    Pets traveling in the cabin must usually fit comfortably in an airline-approved carrier that fits under the seat in front of you. Weight limits for both the pet and carrier apply, typically around 15-20 pounds combined.

  • 2. Can I travel with multiple pets on the same flight?

    Most airlines restrict the number of pets per passenger and per cabin. Cargo hold options may accommodate more pets, subject to availability and airline policies.

  • 3. How can I ensure my pet stays comfortable during travel?

    Choose a carrier that allows your pet to stand, turn around, and lie down comfortably. Line the carrier with absorbent bedding and include familiar items like toys or blankets.
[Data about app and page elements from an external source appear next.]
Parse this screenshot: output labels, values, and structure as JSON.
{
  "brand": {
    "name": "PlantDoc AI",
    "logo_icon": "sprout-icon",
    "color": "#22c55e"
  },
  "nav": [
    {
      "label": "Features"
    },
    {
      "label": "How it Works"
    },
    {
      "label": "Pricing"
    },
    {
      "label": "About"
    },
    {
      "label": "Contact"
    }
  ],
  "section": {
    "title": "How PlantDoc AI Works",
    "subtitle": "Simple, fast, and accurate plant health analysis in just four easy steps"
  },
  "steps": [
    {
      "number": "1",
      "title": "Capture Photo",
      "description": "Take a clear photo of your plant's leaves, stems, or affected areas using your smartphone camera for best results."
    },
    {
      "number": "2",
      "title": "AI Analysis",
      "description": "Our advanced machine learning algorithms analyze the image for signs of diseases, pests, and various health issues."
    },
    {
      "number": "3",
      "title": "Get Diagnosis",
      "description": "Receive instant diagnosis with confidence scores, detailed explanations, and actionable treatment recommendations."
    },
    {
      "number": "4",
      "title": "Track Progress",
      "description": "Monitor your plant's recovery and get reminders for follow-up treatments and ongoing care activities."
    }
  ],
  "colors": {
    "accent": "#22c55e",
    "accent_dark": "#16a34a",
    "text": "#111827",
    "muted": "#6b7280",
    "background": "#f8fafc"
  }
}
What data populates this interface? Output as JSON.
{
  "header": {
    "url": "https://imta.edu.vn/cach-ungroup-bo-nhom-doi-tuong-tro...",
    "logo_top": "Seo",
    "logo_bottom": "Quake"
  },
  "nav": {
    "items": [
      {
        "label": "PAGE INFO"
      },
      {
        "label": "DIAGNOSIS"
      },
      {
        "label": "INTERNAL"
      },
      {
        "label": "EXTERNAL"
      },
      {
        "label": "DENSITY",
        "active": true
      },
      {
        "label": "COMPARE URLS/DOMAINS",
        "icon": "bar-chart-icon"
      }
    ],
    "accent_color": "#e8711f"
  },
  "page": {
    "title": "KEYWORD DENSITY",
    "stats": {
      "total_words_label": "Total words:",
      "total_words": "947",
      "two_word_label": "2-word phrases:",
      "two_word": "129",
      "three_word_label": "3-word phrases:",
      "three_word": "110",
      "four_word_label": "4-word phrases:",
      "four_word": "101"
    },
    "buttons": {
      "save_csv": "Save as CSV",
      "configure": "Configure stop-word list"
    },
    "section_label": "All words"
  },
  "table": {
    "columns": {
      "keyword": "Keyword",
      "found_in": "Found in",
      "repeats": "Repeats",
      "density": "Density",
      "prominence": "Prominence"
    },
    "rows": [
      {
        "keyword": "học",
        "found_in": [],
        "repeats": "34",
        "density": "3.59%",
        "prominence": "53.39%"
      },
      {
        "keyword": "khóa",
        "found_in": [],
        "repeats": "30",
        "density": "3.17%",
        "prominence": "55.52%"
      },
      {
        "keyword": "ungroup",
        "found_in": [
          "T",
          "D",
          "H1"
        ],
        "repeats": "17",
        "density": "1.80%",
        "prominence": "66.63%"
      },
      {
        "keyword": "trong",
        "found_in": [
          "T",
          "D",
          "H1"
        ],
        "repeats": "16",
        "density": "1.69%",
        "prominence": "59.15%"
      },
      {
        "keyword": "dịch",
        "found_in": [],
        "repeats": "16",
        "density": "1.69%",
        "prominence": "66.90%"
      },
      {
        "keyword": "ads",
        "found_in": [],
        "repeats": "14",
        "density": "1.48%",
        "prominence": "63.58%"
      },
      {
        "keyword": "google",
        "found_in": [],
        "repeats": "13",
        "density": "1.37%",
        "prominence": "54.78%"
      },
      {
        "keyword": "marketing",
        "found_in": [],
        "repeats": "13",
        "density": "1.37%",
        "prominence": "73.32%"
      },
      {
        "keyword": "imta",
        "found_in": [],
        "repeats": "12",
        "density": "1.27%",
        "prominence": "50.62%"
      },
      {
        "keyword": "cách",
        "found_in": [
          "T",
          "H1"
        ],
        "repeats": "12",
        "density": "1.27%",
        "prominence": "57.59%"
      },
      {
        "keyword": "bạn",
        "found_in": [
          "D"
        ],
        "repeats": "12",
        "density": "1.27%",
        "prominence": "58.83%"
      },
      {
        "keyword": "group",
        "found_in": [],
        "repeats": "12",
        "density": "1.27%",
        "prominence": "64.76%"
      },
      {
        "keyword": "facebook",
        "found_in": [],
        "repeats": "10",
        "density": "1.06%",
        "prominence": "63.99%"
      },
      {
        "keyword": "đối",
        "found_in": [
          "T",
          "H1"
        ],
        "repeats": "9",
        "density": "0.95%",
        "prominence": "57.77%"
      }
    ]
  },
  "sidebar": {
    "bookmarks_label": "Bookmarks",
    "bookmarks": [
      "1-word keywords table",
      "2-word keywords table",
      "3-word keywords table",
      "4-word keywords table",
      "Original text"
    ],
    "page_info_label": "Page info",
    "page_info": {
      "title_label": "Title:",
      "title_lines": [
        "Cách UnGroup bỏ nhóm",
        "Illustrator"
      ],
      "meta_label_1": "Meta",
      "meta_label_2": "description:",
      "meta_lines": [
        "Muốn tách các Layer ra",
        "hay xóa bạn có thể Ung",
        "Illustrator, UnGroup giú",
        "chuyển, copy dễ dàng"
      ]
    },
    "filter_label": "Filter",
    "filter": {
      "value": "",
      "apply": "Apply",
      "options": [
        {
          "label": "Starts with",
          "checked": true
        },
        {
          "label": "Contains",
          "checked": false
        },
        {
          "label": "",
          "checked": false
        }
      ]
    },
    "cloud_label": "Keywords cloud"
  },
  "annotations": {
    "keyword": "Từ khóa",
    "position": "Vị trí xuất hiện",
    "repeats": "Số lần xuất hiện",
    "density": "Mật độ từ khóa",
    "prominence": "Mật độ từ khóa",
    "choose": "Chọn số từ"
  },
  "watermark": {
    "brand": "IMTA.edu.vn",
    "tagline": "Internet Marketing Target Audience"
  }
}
  • 4. Are there breed restrictions for pet travel?

    Some airlines may impose breed restrictions, particularly for snub-nosed breeds like Bulldogs or Pugs, due to respiratory concerns. Check with the airline for specific breed-related policies.

  • 5. What should I do if my pet becomes anxious during travel?

    Stay calm and reassuring to help comfort your pet. Consider covering the carrier partially to reduce visual stimulation, and avoid sedatives unless prescribed by a veterinarian.